im doing a project that requires me to understand how cars move. from what I understand , its the friction that is creates in the tires that enables the tire to rotate, which then push the car forward. the velocity of the car also depends how much torque is generated by the axle that is connected to the wheel. what I don't understand is what do the brakes(drum or disk) do to the wheel that allow it to decrease its velocity.
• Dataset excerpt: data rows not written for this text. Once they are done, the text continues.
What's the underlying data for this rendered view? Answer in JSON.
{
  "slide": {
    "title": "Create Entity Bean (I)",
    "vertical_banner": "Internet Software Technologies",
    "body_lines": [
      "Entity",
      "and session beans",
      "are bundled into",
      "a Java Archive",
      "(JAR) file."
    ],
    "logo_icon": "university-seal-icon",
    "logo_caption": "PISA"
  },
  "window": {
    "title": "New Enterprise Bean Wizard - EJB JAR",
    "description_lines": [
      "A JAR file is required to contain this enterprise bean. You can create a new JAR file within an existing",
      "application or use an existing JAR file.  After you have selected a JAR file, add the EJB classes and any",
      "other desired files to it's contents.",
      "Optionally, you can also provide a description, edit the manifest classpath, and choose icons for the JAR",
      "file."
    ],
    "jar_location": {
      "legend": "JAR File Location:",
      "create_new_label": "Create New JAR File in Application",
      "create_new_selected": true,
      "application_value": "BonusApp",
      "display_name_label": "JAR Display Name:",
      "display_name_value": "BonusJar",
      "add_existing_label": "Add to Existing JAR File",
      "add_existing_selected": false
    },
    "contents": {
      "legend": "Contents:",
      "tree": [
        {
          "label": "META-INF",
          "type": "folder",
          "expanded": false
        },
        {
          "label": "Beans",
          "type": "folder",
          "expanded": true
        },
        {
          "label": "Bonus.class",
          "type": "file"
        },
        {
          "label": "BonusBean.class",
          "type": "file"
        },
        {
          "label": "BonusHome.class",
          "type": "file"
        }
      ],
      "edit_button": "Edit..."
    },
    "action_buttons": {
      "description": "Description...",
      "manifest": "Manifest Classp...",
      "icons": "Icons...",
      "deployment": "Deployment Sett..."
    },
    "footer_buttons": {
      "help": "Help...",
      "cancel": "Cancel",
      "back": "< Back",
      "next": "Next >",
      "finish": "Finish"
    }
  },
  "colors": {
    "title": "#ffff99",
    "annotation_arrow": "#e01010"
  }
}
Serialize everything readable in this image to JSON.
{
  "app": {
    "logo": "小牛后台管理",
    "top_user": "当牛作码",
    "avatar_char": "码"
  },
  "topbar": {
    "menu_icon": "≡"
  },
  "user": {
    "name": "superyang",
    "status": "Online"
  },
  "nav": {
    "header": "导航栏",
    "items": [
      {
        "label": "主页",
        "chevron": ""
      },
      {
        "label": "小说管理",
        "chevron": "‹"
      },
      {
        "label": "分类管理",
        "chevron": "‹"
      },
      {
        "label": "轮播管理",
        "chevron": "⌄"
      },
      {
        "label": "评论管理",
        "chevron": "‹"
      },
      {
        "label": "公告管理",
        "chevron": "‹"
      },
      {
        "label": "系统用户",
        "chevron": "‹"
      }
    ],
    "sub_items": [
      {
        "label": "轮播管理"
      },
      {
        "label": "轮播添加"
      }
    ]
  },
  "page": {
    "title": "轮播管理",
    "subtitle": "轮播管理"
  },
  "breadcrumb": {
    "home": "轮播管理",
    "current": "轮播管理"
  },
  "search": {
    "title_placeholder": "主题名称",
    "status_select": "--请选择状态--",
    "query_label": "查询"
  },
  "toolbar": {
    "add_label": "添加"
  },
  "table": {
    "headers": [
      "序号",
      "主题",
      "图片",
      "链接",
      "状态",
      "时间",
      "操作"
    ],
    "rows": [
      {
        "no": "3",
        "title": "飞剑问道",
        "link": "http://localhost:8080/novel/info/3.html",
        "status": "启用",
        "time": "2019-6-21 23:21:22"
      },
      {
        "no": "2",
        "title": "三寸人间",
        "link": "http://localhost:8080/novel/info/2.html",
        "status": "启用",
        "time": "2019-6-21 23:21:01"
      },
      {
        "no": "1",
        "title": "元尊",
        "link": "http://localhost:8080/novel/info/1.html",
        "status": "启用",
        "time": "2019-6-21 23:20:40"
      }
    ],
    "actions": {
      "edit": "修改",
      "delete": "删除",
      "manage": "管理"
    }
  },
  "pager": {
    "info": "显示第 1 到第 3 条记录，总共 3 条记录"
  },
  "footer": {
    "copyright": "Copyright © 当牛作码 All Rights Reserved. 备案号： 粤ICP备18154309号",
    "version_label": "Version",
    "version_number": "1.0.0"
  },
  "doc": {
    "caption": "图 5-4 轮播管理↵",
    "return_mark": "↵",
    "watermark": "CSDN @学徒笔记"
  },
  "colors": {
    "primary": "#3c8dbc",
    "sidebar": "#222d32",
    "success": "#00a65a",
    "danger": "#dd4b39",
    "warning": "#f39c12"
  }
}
I know that when the brake pedal is pressed , it created friction within the tire to slow it down, but there is cases were the car still moves despite that the tires stop rotating. for sake of simplicity, im ignoring heat generated by the friction between the brake pads and wheel drum/disk, also neglecting air resistance.
at t=0, car is inputted with a certain v velocity. what I have to do is find the distance and time traveled, but I would also like to graph the rate at which the car deaccelerates depending on what type of brake it is used.
is there any good sources I can use to find to help me solve this? or could anyone describe what's going on in detail? ill clarify more if this doesn't make sense.
EDIT: the websites provided by the comments only focus on the first part of my question(which was very helpful thank you), but the second part still is not answered. the problem I have is understanding what does the brake due to wheel that allow it to deaccelerate(the whole car). since the torque created by the friction between the wheel and the surface is what causes it to move, do the brakes decrease the amount of friction created by the wheel and surface?